Naysayers would have us believe that Texans have surrendered to the inevitable, that they have stopped working for reproductive rights after the fervor of the summer of 2013. Nothing I have seen in the last year suggests that they are any less angry, any less passionate, than they were last June.
Which doctors are qualified to provide legal abortion care? Hospital boards are now the last word on that in Texas, and one Austin woman wants to make sure they know that Texans support legal abortion.
Were you a member of the “orange army” that showed up last summer at the Texas capitol to defend reproductive rights? We want to hear from you!
A Dallas hospital tried to revoke two doctors’ admitting privileges because they provide legal abortion care, but the two parties have now settled out of court.
There isn’t a looming reproductive health-care crisis in the South. It has already arrived.
The politicians who bang the drum of “personal freedom,” and in the same breath promote an increased divide between the rich and the poor, need to know that religious people will not stand by and applaud. Indeed, the fact that reproductive health-care clinics in Texas are being forced to close should concern us all.
The decision by the Fifth Circuit to uphold the admitting privileges requirement in Texas’ HB 2 shouldn’t carry any weight in Alabama.
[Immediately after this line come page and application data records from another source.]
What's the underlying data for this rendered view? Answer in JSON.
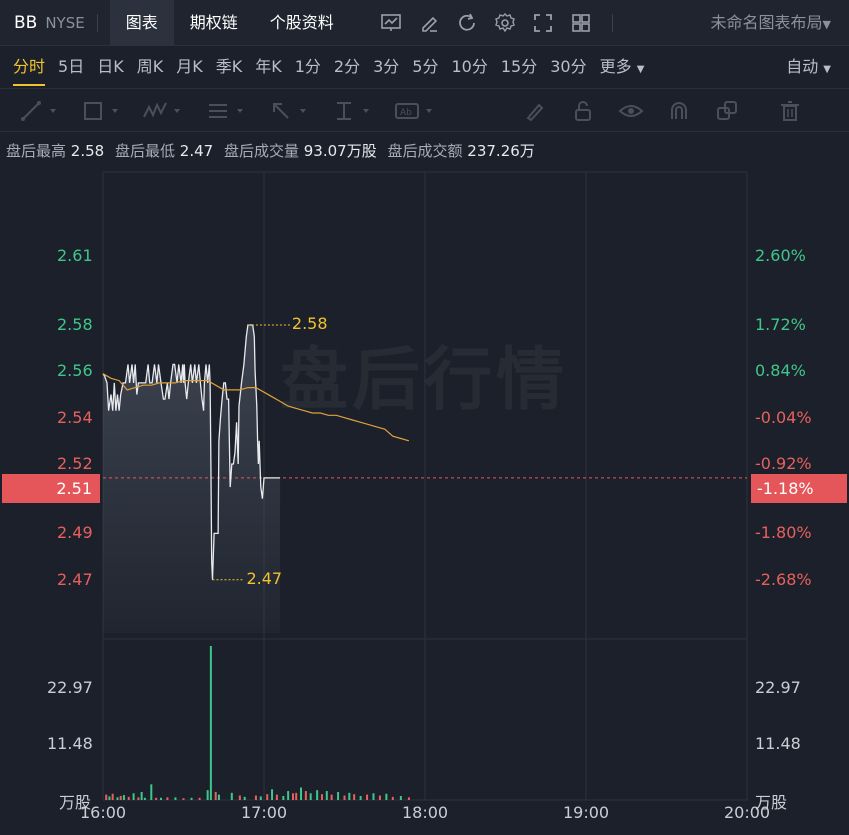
{
  "header": {
    "symbol": "BB",
    "exchange": "NYSE",
    "tabs": [
      "图表",
      "期权链",
      "个股资料"
    ],
    "active_tab": "图表",
    "layout_name": "未命名图表布局",
    "tool_icons": [
      "chart-settings-icon",
      "edit-icon",
      "refresh-icon",
      "gear-icon",
      "fullscreen-icon",
      "grid-layout-icon"
    ]
  },
  "periods": {
    "items": [
      "分时",
      "5日",
      "日K",
      "周K",
      "月K",
      "季K",
      "年K",
      "1分",
      "2分",
      "3分",
      "5分",
      "10分",
      "15分",
      "30分",
      "更多"
    ],
    "active": "分时",
    "mode": "自动"
  },
  "drawing_tools": [
    "line-tool-icon",
    "rect-tool-icon",
    "pattern-tool-icon",
    "fib-tool-icon",
    "arrow-tool-icon",
    "measure-tool-icon",
    "text-tool-icon",
    "brush-icon",
    "lock-icon",
    "eye-icon",
    "magnet-icon",
    "layers-icon",
    "trash-icon"
  ],
  "after_hours": {
    "high_label": "盘后最高",
    "high": "2.58",
    "low_label": "盘后最低",
    "low": "2.47",
    "volume_label": "盘后成交量",
    "volume": "93.07万股",
    "amount_label": "盘后成交额",
    "amount": "237.26万"
  },
  "watermark": "盘后行情",
  "colors": {
    "up": "#3fc78a",
    "down": "#e8605e",
    "avg_line": "#e0a13b",
    "price_line": "#e8eaee",
    "accent": "#f2c230"
  },
  "chart_data": {
    "type": "line",
    "x_ticks": [
      "16:00",
      "17:00",
      "18:00",
      "19:00",
      "20:00"
    ],
    "price_ticks": [
      {
        "price": 2.61,
        "pct": "2.60%"
      },
      {
        "price": 2.58,
        "pct": "1.72%"
      },
      {
        "price": 2.56,
        "pct": "0.84%"
      },
      {
        "price": 2.54,
        "pct": "-0.04%"
      },
      {
        "price": 2.52,
        "pct": "-0.92%"
      },
      {
        "price": 2.49,
        "pct": "-1.80%"
      },
      {
        "price": 2.47,
        "pct": "-2.68%"
      }
    ],
    "current": {
      "price": "2.51",
      "pct": "-1.18%",
      "value": 2.514
    },
    "prev_close": 2.541,
    "ylim": [
      2.447,
      2.634
    ],
    "price_series": [
      [
        0,
        2.559
      ],
      [
        0.01,
        2.558
      ],
      [
        0.025,
        2.555
      ],
      [
        0.035,
        2.543
      ],
      [
        0.05,
        2.55
      ],
      [
        0.06,
        2.543
      ],
      [
        0.07,
        2.555
      ],
      [
        0.08,
        2.543
      ],
      [
        0.09,
        2.55
      ],
      [
        0.1,
        2.543
      ],
      [
        0.11,
        2.55
      ],
      [
        0.125,
        2.555
      ],
      [
        0.14,
        2.555
      ],
      [
        0.155,
        2.563
      ],
      [
        0.165,
        2.555
      ],
      [
        0.18,
        2.563
      ],
      [
        0.19,
        2.555
      ],
      [
        0.2,
        2.563
      ],
      [
        0.21,
        2.55
      ],
      [
        0.22,
        2.555
      ],
      [
        0.235,
        2.555
      ],
      [
        0.25,
        2.555
      ],
      [
        0.265,
        2.555
      ],
      [
        0.28,
        2.563
      ],
      [
        0.29,
        2.555
      ],
      [
        0.305,
        2.555
      ],
      [
        0.32,
        2.563
      ],
      [
        0.335,
        2.555
      ],
      [
        0.345,
        2.563
      ],
      [
        0.36,
        2.555
      ],
      [
        0.375,
        2.548
      ],
      [
        0.385,
        2.548
      ],
      [
        0.4,
        2.555
      ],
      [
        0.41,
        2.548
      ],
      [
        0.42,
        2.555
      ],
      [
        0.435,
        2.563
      ],
      [
        0.445,
        2.563
      ],
      [
        0.46,
        2.555
      ],
      [
        0.47,
        2.563
      ],
      [
        0.485,
        2.555
      ],
      [
        0.495,
        2.563
      ],
      [
        0.5,
        2.555
      ],
      [
        0.505,
        2.563
      ],
      [
        0.51,
        2.555
      ],
      [
        0.52,
        2.548
      ],
      [
        0.53,
        2.555
      ],
      [
        0.545,
        2.563
      ],
      [
        0.555,
        2.555
      ],
      [
        0.57,
        2.563
      ],
      [
        0.58,
        2.555
      ],
      [
        0.595,
        2.563
      ],
      [
        0.605,
        2.555
      ],
      [
        0.615,
        2.548
      ],
      [
        0.625,
        2.543
      ],
      [
        0.63,
        2.555
      ],
      [
        0.64,
        2.563
      ],
      [
        0.65,
        2.555
      ],
      [
        0.66,
        2.563
      ],
      [
        0.665,
        2.555
      ],
      [
        0.67,
        2.52
      ],
      [
        0.675,
        2.478
      ],
      [
        0.68,
        2.47
      ],
      [
        0.69,
        2.49
      ],
      [
        0.7,
        2.49
      ],
      [
        0.715,
        2.49
      ],
      [
        0.72,
        2.53
      ],
      [
        0.73,
        2.54
      ],
      [
        0.74,
        2.548
      ],
      [
        0.75,
        2.555
      ],
      [
        0.76,
        2.555
      ],
      [
        0.77,
        2.548
      ],
      [
        0.78,
        2.548
      ],
      [
        0.79,
        2.51
      ],
      [
        0.8,
        2.52
      ],
      [
        0.81,
        2.52
      ],
      [
        0.82,
        2.525
      ],
      [
        0.83,
        2.538
      ],
      [
        0.84,
        2.52
      ],
      [
        0.845,
        2.545
      ],
      [
        0.86,
        2.555
      ],
      [
        0.875,
        2.563
      ],
      [
        0.89,
        2.575
      ],
      [
        0.9,
        2.58
      ],
      [
        0.915,
        2.58
      ],
      [
        0.93,
        2.58
      ],
      [
        0.94,
        2.575
      ],
      [
        0.945,
        2.56
      ],
      [
        0.955,
        2.545
      ],
      [
        0.96,
        2.53
      ],
      [
        0.965,
        2.52
      ],
      [
        0.97,
        2.53
      ],
      [
        0.975,
        2.52
      ],
      [
        0.98,
        2.51
      ],
      [
        0.99,
        2.505
      ],
      [
        1.0,
        2.514
      ],
      [
        1.015,
        2.514
      ],
      [
        1.03,
        2.514
      ],
      [
        1.045,
        2.514
      ],
      [
        1.06,
        2.514
      ],
      [
        1.075,
        2.514
      ],
      [
        1.09,
        2.514
      ],
      [
        1.1,
        2.514
      ]
    ],
    "avg_series": [
      [
        0,
        2.559
      ],
      [
        0.05,
        2.557
      ],
      [
        0.1,
        2.556
      ],
      [
        0.15,
        2.552
      ],
      [
        0.2,
        2.553
      ],
      [
        0.25,
        2.554
      ],
      [
        0.3,
        2.554
      ],
      [
        0.35,
        2.555
      ],
      [
        0.4,
        2.555
      ],
      [
        0.45,
        2.555
      ],
      [
        0.5,
        2.556
      ],
      [
        0.55,
        2.556
      ],
      [
        0.6,
        2.556
      ],
      [
        0.65,
        2.556
      ],
      [
        0.7,
        2.554
      ],
      [
        0.75,
        2.552
      ],
      [
        0.8,
        2.552
      ],
      [
        0.85,
        2.552
      ],
      [
        0.9,
        2.553
      ],
      [
        0.95,
        2.553
      ],
      [
        1.0,
        2.551
      ],
      [
        1.05,
        2.549
      ],
      [
        1.1,
        2.547
      ],
      [
        1.15,
        2.545
      ],
      [
        1.2,
        2.544
      ],
      [
        1.25,
        2.543
      ],
      [
        1.3,
        2.542
      ],
      [
        1.35,
        2.542
      ],
      [
        1.4,
        2.541
      ],
      [
        1.45,
        2.541
      ],
      [
        1.5,
        2.54
      ],
      [
        1.55,
        2.539
      ],
      [
        1.6,
        2.538
      ],
      [
        1.65,
        2.537
      ],
      [
        1.7,
        2.536
      ],
      [
        1.75,
        2.535
      ],
      [
        1.8,
        2.532
      ],
      [
        1.85,
        2.531
      ],
      [
        1.9,
        2.53
      ]
    ],
    "high_annotation": {
      "t": 0.9,
      "price": 2.58,
      "label": "2.58"
    },
    "low_annotation": {
      "t": 0.68,
      "price": 2.47,
      "label": "2.47"
    },
    "volume": {
      "unit": "万股",
      "ticks": [
        "22.97",
        "11.48"
      ],
      "ylim": [
        0,
        34.4
      ],
      "bars": [
        {
          "t": 0.02,
          "v": 1.2,
          "up": 0
        },
        {
          "t": 0.04,
          "v": 0.8,
          "up": 1
        },
        {
          "t": 0.06,
          "v": 1.4,
          "up": 0
        },
        {
          "t": 0.09,
          "v": 0.6,
          "up": 1
        },
        {
          "t": 0.11,
          "v": 0.9,
          "up": 0
        },
        {
          "t": 0.13,
          "v": 1.1,
          "up": 1
        },
        {
          "t": 0.16,
          "v": 0.7,
          "up": 0
        },
        {
          "t": 0.19,
          "v": 1.5,
          "up": 1
        },
        {
          "t": 0.22,
          "v": 0.6,
          "up": 0
        },
        {
          "t": 0.24,
          "v": 1.8,
          "up": 1
        },
        {
          "t": 0.26,
          "v": 0.5,
          "up": 1
        },
        {
          "t": 0.3,
          "v": 3.5,
          "up": 1
        },
        {
          "t": 0.33,
          "v": 0.5,
          "up": 0
        },
        {
          "t": 0.36,
          "v": 0.5,
          "up": 1
        },
        {
          "t": 0.4,
          "v": 0.6,
          "up": 0
        },
        {
          "t": 0.45,
          "v": 0.6,
          "up": 1
        },
        {
          "t": 0.5,
          "v": 0.4,
          "up": 0
        },
        {
          "t": 0.55,
          "v": 0.5,
          "up": 1
        },
        {
          "t": 0.6,
          "v": 0.5,
          "up": 0
        },
        {
          "t": 0.65,
          "v": 2.2,
          "up": 1
        },
        {
          "t": 0.67,
          "v": 34.4,
          "up": 1
        },
        {
          "t": 0.7,
          "v": 1.8,
          "up": 0
        },
        {
          "t": 0.72,
          "v": 1.2,
          "up": 1
        },
        {
          "t": 0.8,
          "v": 1.6,
          "up": 1
        },
        {
          "t": 0.85,
          "v": 1.0,
          "up": 0
        },
        {
          "t": 0.88,
          "v": 0.7,
          "up": 1
        },
        {
          "t": 0.95,
          "v": 1.0,
          "up": 0
        },
        {
          "t": 0.98,
          "v": 0.8,
          "up": 1
        },
        {
          "t": 1.02,
          "v": 1.3,
          "up": 0
        },
        {
          "t": 1.05,
          "v": 2.4,
          "up": 1
        },
        {
          "t": 1.08,
          "v": 1.2,
          "up": 0
        },
        {
          "t": 1.12,
          "v": 0.9,
          "up": 1
        },
        {
          "t": 1.15,
          "v": 2.0,
          "up": 1
        },
        {
          "t": 1.18,
          "v": 1.5,
          "up": 0
        },
        {
          "t": 1.2,
          "v": 1.6,
          "up": 0
        },
        {
          "t": 1.23,
          "v": 2.8,
          "up": 1
        },
        {
          "t": 1.26,
          "v": 2.0,
          "up": 0
        },
        {
          "t": 1.29,
          "v": 1.5,
          "up": 1
        },
        {
          "t": 1.33,
          "v": 2.2,
          "up": 1
        },
        {
          "t": 1.36,
          "v": 1.3,
          "up": 0
        },
        {
          "t": 1.39,
          "v": 2.0,
          "up": 1
        },
        {
          "t": 1.42,
          "v": 1.2,
          "up": 0
        },
        {
          "t": 1.46,
          "v": 1.8,
          "up": 1
        },
        {
          "t": 1.5,
          "v": 1.0,
          "up": 0
        },
        {
          "t": 1.53,
          "v": 1.6,
          "up": 1
        },
        {
          "t": 1.56,
          "v": 1.3,
          "up": 0
        },
        {
          "t": 1.6,
          "v": 0.9,
          "up": 1
        },
        {
          "t": 1.64,
          "v": 1.2,
          "up": 0
        },
        {
          "t": 1.68,
          "v": 1.5,
          "up": 1
        },
        {
          "t": 1.72,
          "v": 1.0,
          "up": 0
        },
        {
          "t": 1.76,
          "v": 1.4,
          "up": 1
        },
        {
          "t": 1.8,
          "v": 0.7,
          "up": 0
        },
        {
          "t": 1.85,
          "v": 0.9,
          "up": 1
        },
        {
          "t": 1.9,
          "v": 0.6,
          "up": 0
        }
      ]
    }
  }
}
But it does.
Two Texas doctors say a hospital caved to anti-choice activist “demands” when it revoked their privileges because they provide legal abortion care.
A clinic in El Paso was forced to stop providing legal abortion care, and found no relief in a federal court on Wednesday when it asked for a restraining order against Texas’ omnibus anti-abortion law.
When West Virginia’s legislature voted to ban abortion after 20 weeks’ gestation in March, West Virginia Democrats overwhelmingly backed the ban, deliberately defying the national party’s support of abortion rights.